Activity:
Among these entries, count the lines containing the word "watermark" and answer with only the number.

Dataset content:
_____
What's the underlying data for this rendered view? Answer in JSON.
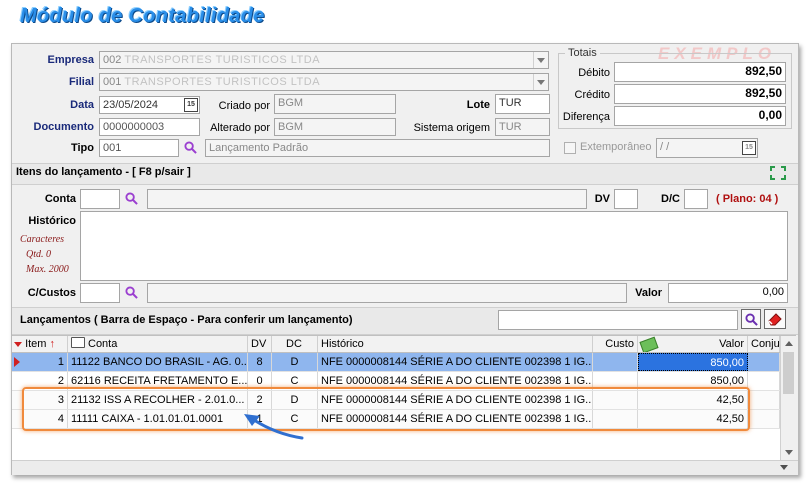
{
  "app": {
    "title": "Módulo de Contabilidade",
    "watermark": "EXEMPLO"
  },
  "header": {
    "empresa": {
      "label": "Empresa",
      "value": "002",
      "masked": "TRANSPORTES TURISTICOS LTDA"
    },
    "filial": {
      "label": "Filial",
      "value": "001",
      "masked": "TRANSPORTES TURISTICOS LTDA"
    },
    "data": {
      "label": "Data",
      "value": "23/05/2024"
    },
    "criado_por": {
      "label": "Criado por",
      "value": "BGM"
    },
    "lote": {
      "label": "Lote",
      "value": "TUR"
    },
    "documento": {
      "label": "Documento",
      "value": "0000000003"
    },
    "alterado_por": {
      "label": "Alterado por",
      "value": "BGM"
    },
    "sistema_origem": {
      "label": "Sistema origem",
      "value": "TUR"
    },
    "tipo": {
      "label": "Tipo",
      "value": "001",
      "descricao": "Lançamento Padrão"
    }
  },
  "totais": {
    "legend": "Totais",
    "debito": {
      "label": "Débito",
      "value": "892,50"
    },
    "credito": {
      "label": "Crédito",
      "value": "892,50"
    },
    "diferenca": {
      "label": "Diferença",
      "value": "0,00"
    }
  },
  "extemporaneo": {
    "label": "Extemporâneo",
    "value": " /  /"
  },
  "itens": {
    "title": "Itens do lançamento - [ F8 p/sair ]",
    "conta_label": "Conta",
    "dv_label": "DV",
    "dc_label": "D/C",
    "plano_label": "( Plano: 04 )",
    "historico_label": "Histórico",
    "caracteres": [
      "Caracteres",
      "Qtd. 0",
      "Max. 2000"
    ],
    "ccustos_label": "C/Custos",
    "valor_label": "Valor",
    "valor_value": "0,00"
  },
  "lancamentos": {
    "title": "Lançamentos ( Barra de Espaço - Para conferir um lançamento)",
    "columns": {
      "item": "Item",
      "conta": "Conta",
      "dv": "DV",
      "dc": "DC",
      "historico": "Histórico",
      "custo": "Custo",
      "valor": "Valor",
      "conju": "Conju"
    },
    "rows": [
      {
        "item": "1",
        "conta": "11122 BANCO DO BRASIL - AG. 0...",
        "dv": "8",
        "dc": "D",
        "historico": "NFE 0000008144 SÉRIE A DO CLIENTE 002398 1 IG...",
        "custo": "",
        "valor": "850,00"
      },
      {
        "item": "2",
        "conta": "62116 RECEITA FRETAMENTO E...",
        "dv": "0",
        "dc": "C",
        "historico": "NFE 0000008144 SÉRIE A DO CLIENTE 002398 1 IG...",
        "custo": "",
        "valor": "850,00"
      },
      {
        "item": "3",
        "conta": "21132 ISS A RECOLHER - 2.01.0...",
        "dv": "2",
        "dc": "D",
        "historico": "NFE 0000008144 SÉRIE A DO CLIENTE 002398 1 IG...",
        "custo": "",
        "valor": "42,50"
      },
      {
        "item": "4",
        "conta": "11111 CAIXA - 1.01.01.01.0001",
        "dv": "1",
        "dc": "C",
        "historico": "NFE 0000008144 SÉRIE A DO CLIENTE 002398 1 IG...",
        "custo": "",
        "valor": "42,50"
      }
    ]
  },
  "colors": {
    "title": "#2a8ee8",
    "label_blue": "#1a2a7a",
    "selected_row": "#8fb6ee",
    "highlight_box": "#f08a3c",
    "plano": "#b01010"
  }
}
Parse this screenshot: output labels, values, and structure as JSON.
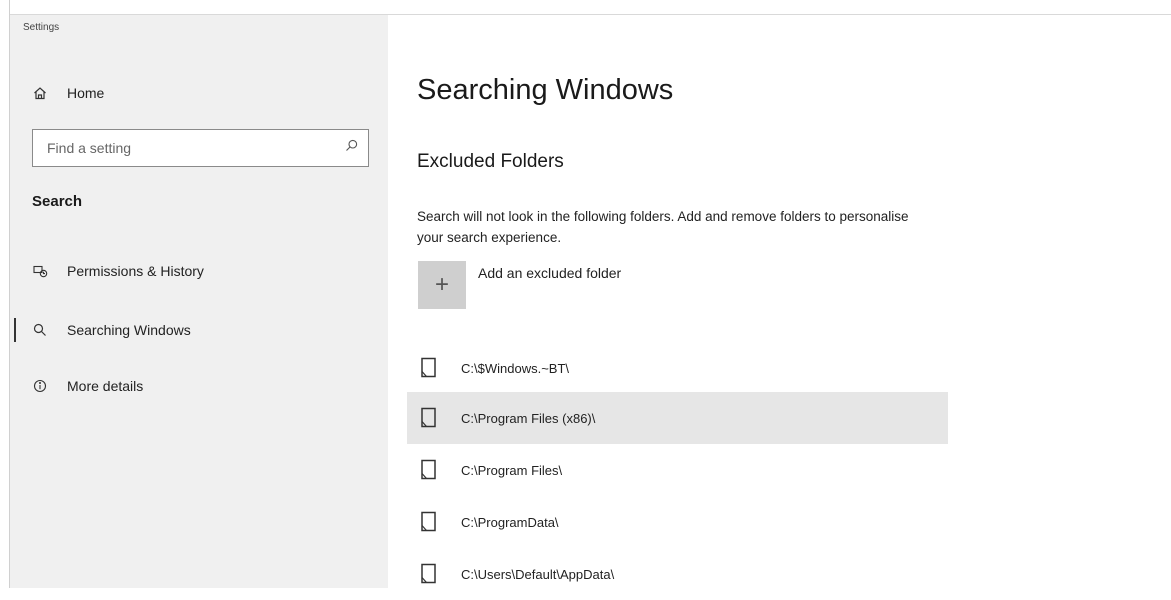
{
  "window": {
    "title": "Settings"
  },
  "sidebar": {
    "home_label": "Home",
    "search_placeholder": "Find a setting",
    "section_label": "Search",
    "items": [
      {
        "label": "Permissions & History",
        "icon": "permissions-icon",
        "active": false
      },
      {
        "label": "Searching Windows",
        "icon": "search-icon",
        "active": true
      },
      {
        "label": "More details",
        "icon": "info-icon",
        "active": false
      }
    ]
  },
  "main": {
    "title": "Searching Windows",
    "subheading": "Excluded Folders",
    "description": "Search will not look in the following folders. Add and remove folders to personalise your search experience.",
    "add_label": "Add an excluded folder",
    "add_icon": "plus-icon",
    "folders": [
      {
        "path": "C:\\$Windows.~BT\\",
        "selected": false
      },
      {
        "path": "C:\\Program Files (x86)\\",
        "selected": true
      },
      {
        "path": "C:\\Program Files\\",
        "selected": false
      },
      {
        "path": "C:\\ProgramData\\",
        "selected": false
      },
      {
        "path": "C:\\Users\\Default\\AppData\\",
        "selected": false
      }
    ]
  },
  "colors": {
    "sidebar_bg": "#f0f0f0",
    "selected_row_bg": "#e6e6e6",
    "add_tile_bg": "#cfcfcf"
  }
}
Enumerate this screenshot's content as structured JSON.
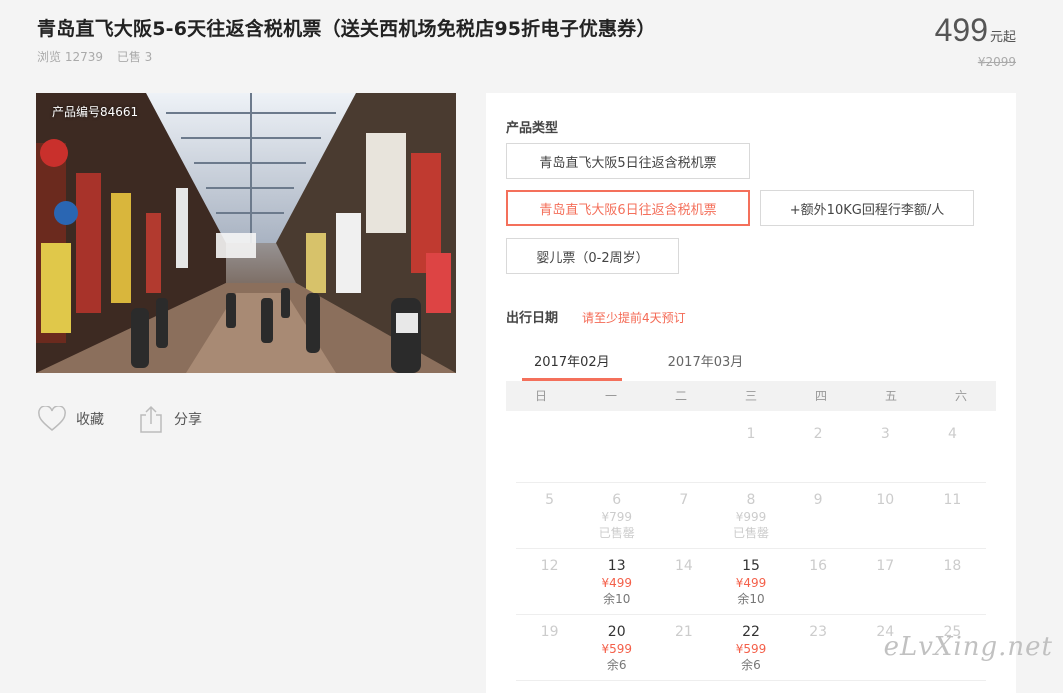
{
  "product": {
    "title": "青岛直飞大阪5-6天往返含税机票（送关西机场免税店95折电子优惠券）",
    "views": "浏览 12739",
    "sold": "已售 3",
    "price": "499",
    "price_unit": "元起",
    "original_price": "¥2099",
    "code": "产品编号84661"
  },
  "actions": {
    "favorite": "收藏",
    "share": "分享"
  },
  "booking": {
    "type_label": "产品类型",
    "options": [
      "青岛直飞大阪5日往返含税机票",
      "青岛直飞大阪6日往返含税机票",
      "+额外10KG回程行李额/人",
      "婴儿票（0-2周岁）"
    ],
    "date_label": "出行日期",
    "date_hint": "请至少提前4天预订",
    "months": [
      "2017年02月",
      "2017年03月"
    ],
    "weekdays": [
      "日",
      "一",
      "二",
      "三",
      "四",
      "五",
      "六"
    ],
    "calendar": [
      [
        {
          "d": ""
        },
        {
          "d": ""
        },
        {
          "d": ""
        },
        {
          "d": "1"
        },
        {
          "d": "2"
        },
        {
          "d": "3"
        },
        {
          "d": "4"
        }
      ],
      [
        {
          "d": "5"
        },
        {
          "d": "6",
          "p": "¥799",
          "s": "已售罄"
        },
        {
          "d": "7"
        },
        {
          "d": "8",
          "p": "¥999",
          "s": "已售罄"
        },
        {
          "d": "9"
        },
        {
          "d": "10"
        },
        {
          "d": "11"
        }
      ],
      [
        {
          "d": "12"
        },
        {
          "d": "13",
          "p": "¥499",
          "s": "余10",
          "a": true
        },
        {
          "d": "14"
        },
        {
          "d": "15",
          "p": "¥499",
          "s": "余10",
          "a": true
        },
        {
          "d": "16"
        },
        {
          "d": "17"
        },
        {
          "d": "18"
        }
      ],
      [
        {
          "d": "19"
        },
        {
          "d": "20",
          "p": "¥599",
          "s": "余6",
          "a": true
        },
        {
          "d": "21"
        },
        {
          "d": "22",
          "p": "¥599",
          "s": "余6",
          "a": true
        },
        {
          "d": "23"
        },
        {
          "d": "24"
        },
        {
          "d": "25"
        }
      ]
    ]
  },
  "watermark": "eLvXing.net",
  "colors": {
    "accent": "#f4705b",
    "price_red": "#f4604a"
  }
}
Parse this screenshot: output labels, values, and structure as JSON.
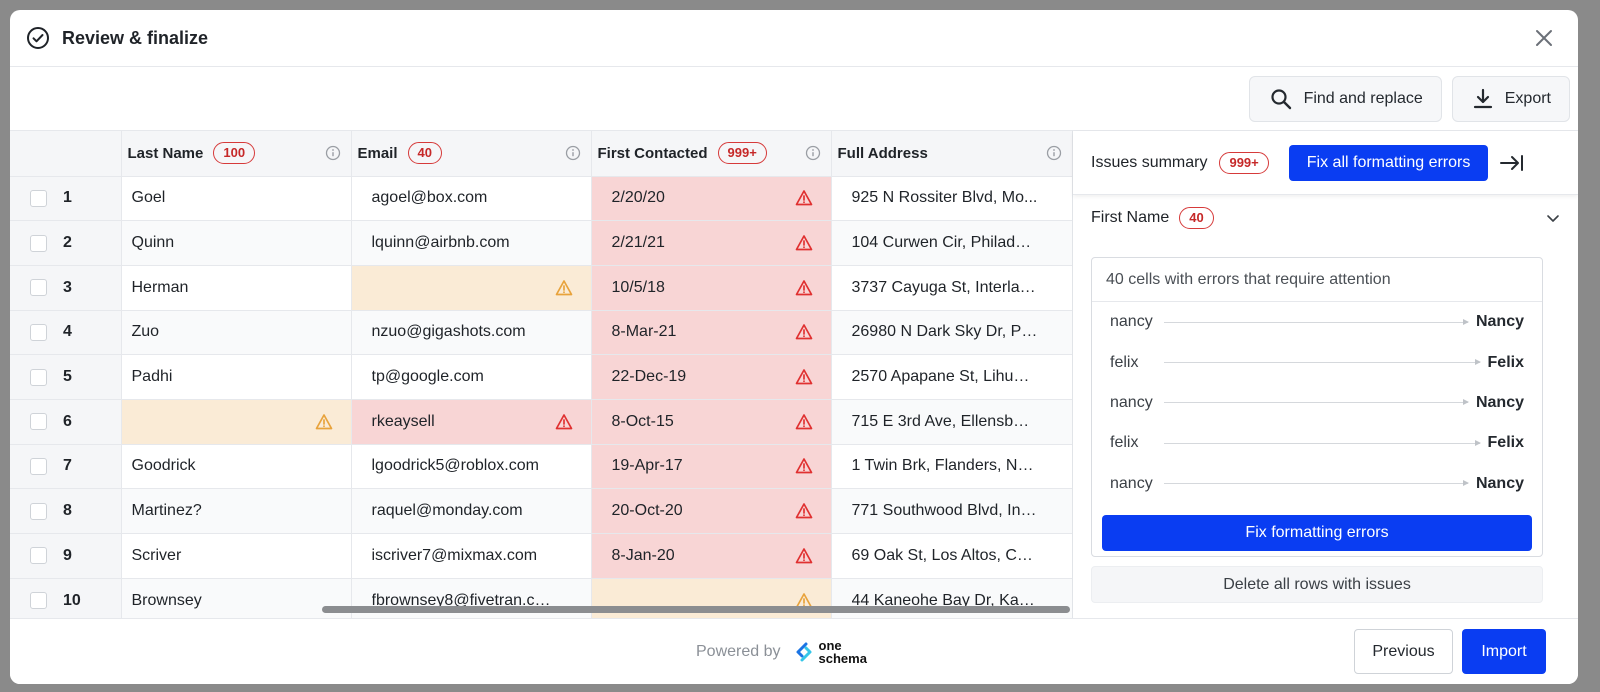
{
  "window": {
    "title": "Review & finalize"
  },
  "toolbar": {
    "find_replace_label": "Find and replace",
    "export_label": "Export"
  },
  "columns": [
    {
      "name": "Last Name",
      "badge": "100"
    },
    {
      "name": "Email",
      "badge": "40"
    },
    {
      "name": "First Contacted",
      "badge": "999+"
    },
    {
      "name": "Full Address",
      "badge": ""
    }
  ],
  "rows": [
    {
      "index": "1",
      "last_name": "Goel",
      "email": "agoel@box.com",
      "first_contacted": "2/20/20",
      "full_address": "925 N Rossiter Blvd, Mo..."
    },
    {
      "index": "2",
      "last_name": "Quinn",
      "email": "lquinn@airbnb.com",
      "first_contacted": "2/21/21",
      "full_address": "104 Curwen Cir, Philadel..."
    },
    {
      "index": "3",
      "last_name": "Herman",
      "email": "",
      "first_contacted": "10/5/18",
      "full_address": "3737 Cayuga St, Interlak..."
    },
    {
      "index": "4",
      "last_name": "Zuo",
      "email": "nzuo@gigashots.com",
      "first_contacted": "8-Mar-21",
      "full_address": "26980 N Dark Sky Dr, Pa..."
    },
    {
      "index": "5",
      "last_name": "Padhi",
      "email": "tp@google.com",
      "first_contacted": "22-Dec-19",
      "full_address": "2570 Apapane St, Lihue,..."
    },
    {
      "index": "6",
      "last_name": "",
      "email": "rkeaysell",
      "first_contacted": "8-Oct-15",
      "full_address": "715 E 3rd Ave, Ellensbur..."
    },
    {
      "index": "7",
      "last_name": "Goodrick",
      "email": "lgoodrick5@roblox.com",
      "first_contacted": "19-Apr-17",
      "full_address": "1 Twin Brk, Flanders, NJ,..."
    },
    {
      "index": "8",
      "last_name": "Martinez?",
      "email": "raquel@monday.com",
      "first_contacted": "20-Oct-20",
      "full_address": "771 Southwood Blvd, Inc..."
    },
    {
      "index": "9",
      "last_name": "Scriver",
      "email": "iscriver7@mixmax.com",
      "first_contacted": "8-Jan-20",
      "full_address": "69 Oak St, Los Altos, CA,..."
    },
    {
      "index": "10",
      "last_name": "Brownsey",
      "email": "fbrownsey8@fivetran.com",
      "first_contacted": "",
      "full_address": "44 Kaneohe Bay Dr, Kan..."
    }
  ],
  "issues": {
    "summary_label": "Issues summary",
    "summary_badge": "999+",
    "fix_all_label": "Fix all formatting errors",
    "section_label": "First Name",
    "section_badge": "40",
    "card_title": "40 cells with errors that require attention",
    "fixes": [
      {
        "from": "nancy",
        "to": "Nancy"
      },
      {
        "from": "felix",
        "to": "Felix"
      },
      {
        "from": "nancy",
        "to": "Nancy"
      },
      {
        "from": "felix",
        "to": "Felix"
      },
      {
        "from": "nancy",
        "to": "Nancy"
      }
    ],
    "fix_label": "Fix formatting errors",
    "delete_label": "Delete all rows with issues"
  },
  "footer": {
    "powered_by": "Powered by",
    "brand_line1": "one",
    "brand_line2": "schema",
    "previous_label": "Previous",
    "import_label": "Import"
  },
  "colors": {
    "accent": "#0a3df2",
    "error_bg": "#f8d5d5",
    "warning_bg": "#faebd6",
    "error_icon": "#e03131",
    "warning_icon": "#e8a33c"
  },
  "icons": [
    "check-circle-icon",
    "close-icon",
    "search-icon",
    "download-icon",
    "info-icon",
    "error-triangle-icon",
    "warning-triangle-icon",
    "collapse-panel-icon",
    "chevron-down-icon",
    "oneschema-logo-icon"
  ]
}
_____
Response area:
2